To each person a mountain range
Sandra Vásquez de La Horra
[02 de janeiro de 2023]
Between April and November 2022, the public attending the Venice Biennale could see a significant body of work by Sandra Vásquez de la Horra. Along the route of the Arsenale, the artist presented her installation entitled Las cordilleras encuentradas (The Found Mountain Ranges, 2017–2021). In the center of a room, the artist proposed an architecture similar to the schematic structure of a house. The domestic format of the installation drew attention and invited the public’s body—overstimulated by the typical biennial excesses—to enter its space and calmly wander with their eyes over the different images that make up the whole.
In this installation by Sandra, the equation between the parts and the whole draws special attention. Large-scale drawings of different components were shown on walls that suggested the outside of a house. Each image was divided into four fragments and featured a female body that pointed to a narrative. On the right side of the entrance, one of these bodies bore the Spanish phrase “No pasarán los venceremos mi amor”—in english, they won’t get through we’ll beat them my love. Conversely, a silhouette strikes a pose reminiscent of dance and/or meditation against a field of rainbow colors. Around the circumference of the installation, we see other images that refer to light, motherhood, landscape, and the passage of time. It is interesting to note how these images composed of different parts give the installation the appearance of a jigsaw puzzle, of reconnection between elements, and naturally take us back to the museum, the archive, and the activity of memory.
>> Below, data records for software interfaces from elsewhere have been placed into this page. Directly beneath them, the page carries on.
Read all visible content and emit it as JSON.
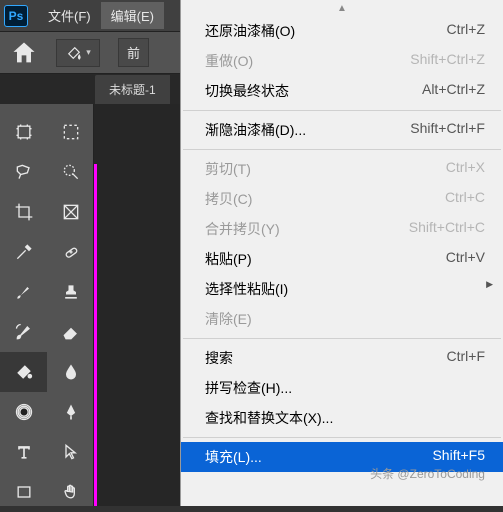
{
  "app": {
    "logo": "Ps"
  },
  "menubar": {
    "file": "文件(F)",
    "edit": "编辑(E)"
  },
  "options": {
    "foreground_btn": "前"
  },
  "tabs": {
    "doc1": "未标题-1"
  },
  "watermark": "头条 @ZeroToCoding",
  "edit_menu": {
    "undo": {
      "label": "还原油漆桶(O)",
      "shortcut": "Ctrl+Z"
    },
    "redo": {
      "label": "重做(O)",
      "shortcut": "Shift+Ctrl+Z"
    },
    "toggle": {
      "label": "切换最终状态",
      "shortcut": "Alt+Ctrl+Z"
    },
    "fade": {
      "label": "渐隐油漆桶(D)...",
      "shortcut": "Shift+Ctrl+F"
    },
    "cut": {
      "label": "剪切(T)",
      "shortcut": "Ctrl+X"
    },
    "copy": {
      "label": "拷贝(C)",
      "shortcut": "Ctrl+C"
    },
    "copymerge": {
      "label": "合并拷贝(Y)",
      "shortcut": "Shift+Ctrl+C"
    },
    "paste": {
      "label": "粘贴(P)",
      "shortcut": "Ctrl+V"
    },
    "pastesp": {
      "label": "选择性粘贴(I)",
      "shortcut": ""
    },
    "clear": {
      "label": "清除(E)",
      "shortcut": ""
    },
    "search": {
      "label": "搜索",
      "shortcut": "Ctrl+F"
    },
    "spell": {
      "label": "拼写检查(H)...",
      "shortcut": ""
    },
    "findrep": {
      "label": "查找和替换文本(X)...",
      "shortcut": ""
    },
    "fill": {
      "label": "填充(L)...",
      "shortcut": "Shift+F5"
    }
  }
}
Once our body enters the installation—and, therefore, its home, its intimacy and, perhaps, its organism—we find ourselves facing what could be the remembrance of a geology museum; against the wall, we see the contours of women that resemble the structural cut of a mountain. As the artist said in different interviews, her work suggests an understanding of the world not based on the binarism between humans and nature but rather approaches a phenomenological perspective on the whole. No mountain range is the same as the other; it’s not just about bodies with different faces but also with weights, volumes, limbs, and fats that differ from each other.
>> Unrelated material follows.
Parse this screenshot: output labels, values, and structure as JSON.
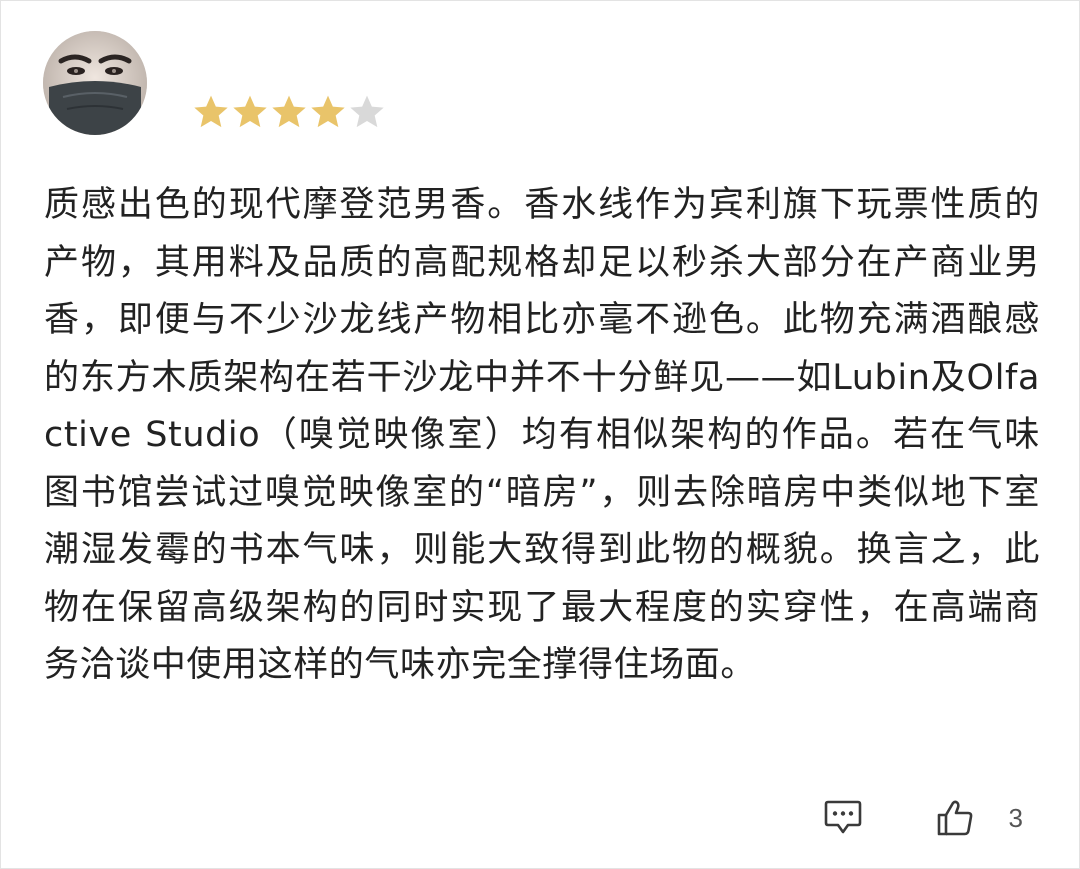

Looking at the shapes of these mountain ranges—works made of folded paper covered with wax—it seems inevitable to associate them with music. What sounds would these mountain ranges make? What are the cadences of each of these bodies? Or, thinking the other way around, what are the geological layers of each accordion instrument? Continuing with the artist’s interest in bringing the universe of drawing to the making of objects and sculpture, we have a miniature house at the center of the installation. A body surrounded by an ellipse of colors is at the center of the object and contrasts with the checkered and black-and-white patterns of the object’s architecture. The circularity and curvature of this female body seem to oppose the architecture’s symmetrical and rationalist character. This object reinforces reflection on the constant domesticity of Sandra’s work; here is the house within the house, like a doll’s house. Given that her research centers on the human body, drawing, and installation, it is unsurprising that scenery, simulacrum, and the theater of life frequently appear in her works.
Returning to the way the artist titled this installation, we notice that the title also entails a question: which mountain ranges is she referring to? Perhaps there is an obvious way to read the work in terms of the artist being born in Chile and seen as a “Latin American artist,” but is it fair to say that this is the only direction the installation suggests? Since the work is in Venice, wouldn’t it also make sense to think about the Alps? Or, depending on each of the 800,000 Biennial visitors, could we not broaden the interpretation of the work to the point where each spectator could find—as the title says—a different mountain range?
The open interpretations facilitated by Sandra’s images are one of the aspects of her research that caught my attention most. Even though some of her titles point to a specific identity—for example, when she chooses to call one of her works “Pacha-Mama”—when we go through her career, we see languages, words, and iconographies that point in the most diverse directions. The Andes, the Alps, and Fuji are found in her geological fiction, just as her gaze was attentive both to what she could observe in the museums she visited in Germany and to what she could learn daily from her experiences with Afro-Caribbean religions.
From mountain to mountain, body to body, visitor to visitor, we are invited to be surprised by an artist who suggests, as one of her works says, that “behind a cloud, there is a UFO.” There is always something that seems to shelter but also astonishes us in Sandra Vásquez de la Horra’s research. May we take a slow and endless walk through the meanders of her mountain ranges.
(texto feito para a publicação relativa à exposição “Das archetypische ich”, na Gutshaus Steglitz, em Berlim, em março de 2023)